ASSIGNMENT:
The records below are to be reproduced exactly, with the pictures left out.

INFORMATION:

______________________________

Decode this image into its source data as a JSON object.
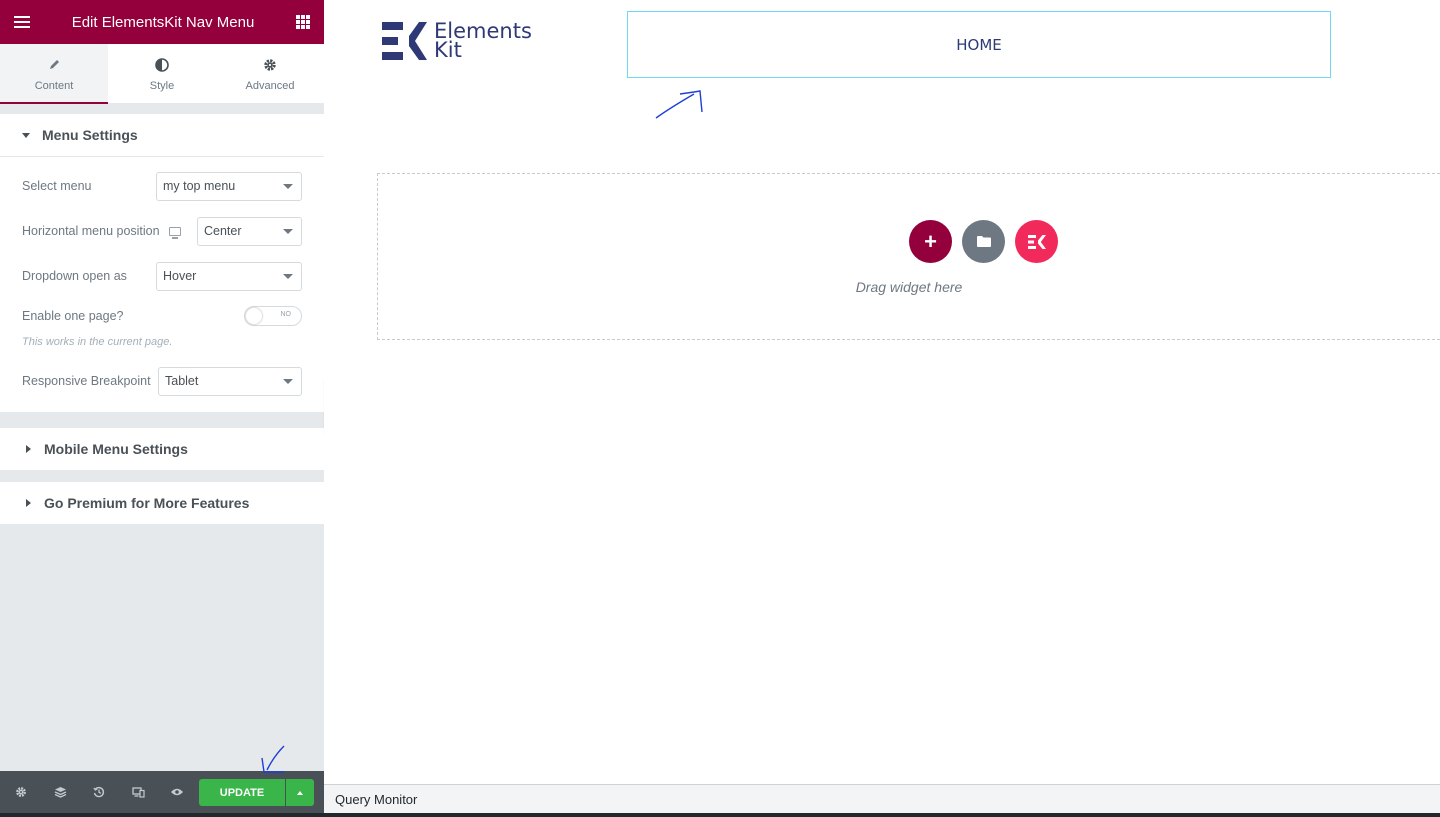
{
  "panel": {
    "title": "Edit ElementsKit Nav Menu",
    "tabs": [
      {
        "label": "Content",
        "icon": "pencil-icon"
      },
      {
        "label": "Style",
        "icon": "half-circle-icon"
      },
      {
        "label": "Advanced",
        "icon": "gear-icon"
      }
    ],
    "menu_settings": {
      "title": "Menu Settings",
      "select_menu": {
        "label": "Select menu",
        "value": "my top menu"
      },
      "horizontal_position": {
        "label": "Horizontal menu position",
        "value": "Center"
      },
      "dropdown_open": {
        "label": "Dropdown open as",
        "value": "Hover"
      },
      "one_page": {
        "label": "Enable one page?",
        "toggle_text": "NO",
        "description": "This works in the current page."
      },
      "breakpoint": {
        "label": "Responsive Breakpoint",
        "value": "Tablet"
      }
    },
    "mobile_settings_title": "Mobile Menu Settings",
    "premium_title": "Go Premium for More Features",
    "footer": {
      "update_label": "UPDATE",
      "icons": [
        "gear-icon",
        "layers-icon",
        "history-icon",
        "responsive-icon",
        "eye-icon"
      ]
    }
  },
  "canvas": {
    "logo": {
      "line1": "Elements",
      "line2": "Kit"
    },
    "nav_item": "HOME",
    "drop_text": "Drag widget here",
    "add_symbol": "+"
  },
  "query_monitor": "Query Monitor",
  "colors": {
    "brand": "#93003c",
    "update_green": "#39b54a",
    "ek_pink": "#f2295b",
    "logo_navy": "#2f3976",
    "nav_border": "#71d7f7"
  }
}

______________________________

RESPONSE BOX:
Decode this image into its source data as a JSON object.
{
  "panel": {
    "title": "Edit ElementsKit Nav Menu",
    "tabs": [
      {
        "label": "Content",
        "icon": "pencil-icon"
      },
      {
        "label": "Style",
        "icon": "half-circle-icon"
      },
      {
        "label": "Advanced",
        "icon": "gear-icon"
      }
    ],
    "menu_settings": {
      "title": "Menu Settings",
      "select_menu": {
        "label": "Select menu",
        "value": "my top menu"
      },
      "horizontal_position": {
        "label": "Horizontal menu position",
        "value": "Center"
      },
      "dropdown_open": {
        "label": "Dropdown open as",
        "value": "Hover"
      },
      "one_page": {
        "label": "Enable one page?",
        "toggle_text": "NO",
        "description": "This works in the current page."
      },
      "breakpoint": {
        "label": "Responsive Breakpoint",
        "value": "Tablet"
      }
    },
    "mobile_settings_title": "Mobile Menu Settings",
    "premium_title": "Go Premium for More Features",
    "footer": {
      "update_label": "UPDATE",
      "icons": [
        "gear-icon",
        "layers-icon",
        "history-icon",
        "responsive-icon",
        "eye-icon"
      ]
    }
  },
  "canvas": {
    "logo": {
      "line1": "Elements",
      "line2": "Kit"
    },
    "nav_item": "HOME",
    "drop_text": "Drag widget here",
    "add_symbol": "+"
  },
  "query_monitor": "Query Monitor",
  "colors": {
    "brand": "#93003c",
    "update_green": "#39b54a",
    "ek_pink": "#f2295b",
    "logo_navy": "#2f3976",
    "nav_border": "#71d7f7"
  }
}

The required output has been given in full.